====== RECORDED INFORMATION ======

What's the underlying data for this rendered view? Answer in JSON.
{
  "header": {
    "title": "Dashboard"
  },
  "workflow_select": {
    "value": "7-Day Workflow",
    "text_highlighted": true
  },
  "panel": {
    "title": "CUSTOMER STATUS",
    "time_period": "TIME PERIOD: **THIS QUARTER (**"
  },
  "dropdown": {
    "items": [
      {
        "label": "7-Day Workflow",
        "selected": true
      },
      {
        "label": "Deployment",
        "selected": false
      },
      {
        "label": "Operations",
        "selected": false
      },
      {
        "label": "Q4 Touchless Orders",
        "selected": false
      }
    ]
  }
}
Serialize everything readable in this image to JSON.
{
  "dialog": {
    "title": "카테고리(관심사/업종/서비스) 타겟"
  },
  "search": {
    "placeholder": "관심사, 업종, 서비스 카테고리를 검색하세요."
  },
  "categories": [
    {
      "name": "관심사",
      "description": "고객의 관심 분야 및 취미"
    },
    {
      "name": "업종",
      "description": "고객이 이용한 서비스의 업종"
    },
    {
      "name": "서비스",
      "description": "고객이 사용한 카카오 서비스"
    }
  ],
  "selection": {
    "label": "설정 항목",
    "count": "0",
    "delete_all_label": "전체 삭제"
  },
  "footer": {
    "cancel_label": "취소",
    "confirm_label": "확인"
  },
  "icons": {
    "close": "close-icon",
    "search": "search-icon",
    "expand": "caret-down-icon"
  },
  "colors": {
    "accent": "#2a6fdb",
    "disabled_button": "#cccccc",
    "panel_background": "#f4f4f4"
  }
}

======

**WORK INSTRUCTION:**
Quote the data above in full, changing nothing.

**ANSWER BOX:**
What's the underlying data for this rendered view? Answer in JSON.
{
  "header": {
    "title": "Dashboard"
  },
  "workflow_select": {
    "value": "7-Day Workflow",
    "text_highlighted": true
  },
  "panel": {
    "title": "CUSTOMER STATUS",
    "time_period": "TIME PERIOD: **THIS QUARTER (**"
  },
  "dropdown": {
    "items": [
      {
        "label": "7-Day Workflow",
        "selected": true
      },
      {
        "label": "Deployment",
        "selected": false
      },
      {
        "label": "Operations",
        "selected": false
      },
      {
        "label": "Q4 Touchless Orders",
        "selected": false
      }
    ]
  }
}
Serialize everything readable in this image to JSON.
{
  "dialog": {
    "title": "카테고리(관심사/업종/서비스) 타겟"
  },
  "search": {
    "placeholder": "관심사, 업종, 서비스 카테고리를 검색하세요."
  },
  "categories": [
    {
      "name": "관심사",
      "description": "고객의 관심 분야 및 취미"
    },
    {
      "name": "업종",
      "description": "고객이 이용한 서비스의 업종"
    },
    {
      "name": "서비스",
      "description": "고객이 사용한 카카오 서비스"
    }
  ],
  "selection": {
    "label": "설정 항목",
    "count": "0",
    "delete_all_label": "전체 삭제"
  },
  "footer": {
    "cancel_label": "취소",
    "confirm_label": "확인"
  },
  "icons": {
    "close": "close-icon",
    "search": "search-icon",
    "expand": "caret-down-icon"
  },
  "colors": {
    "accent": "#2a6fdb",
    "disabled_button": "#cccccc",
    "panel_background": "#f4f4f4"
  }
}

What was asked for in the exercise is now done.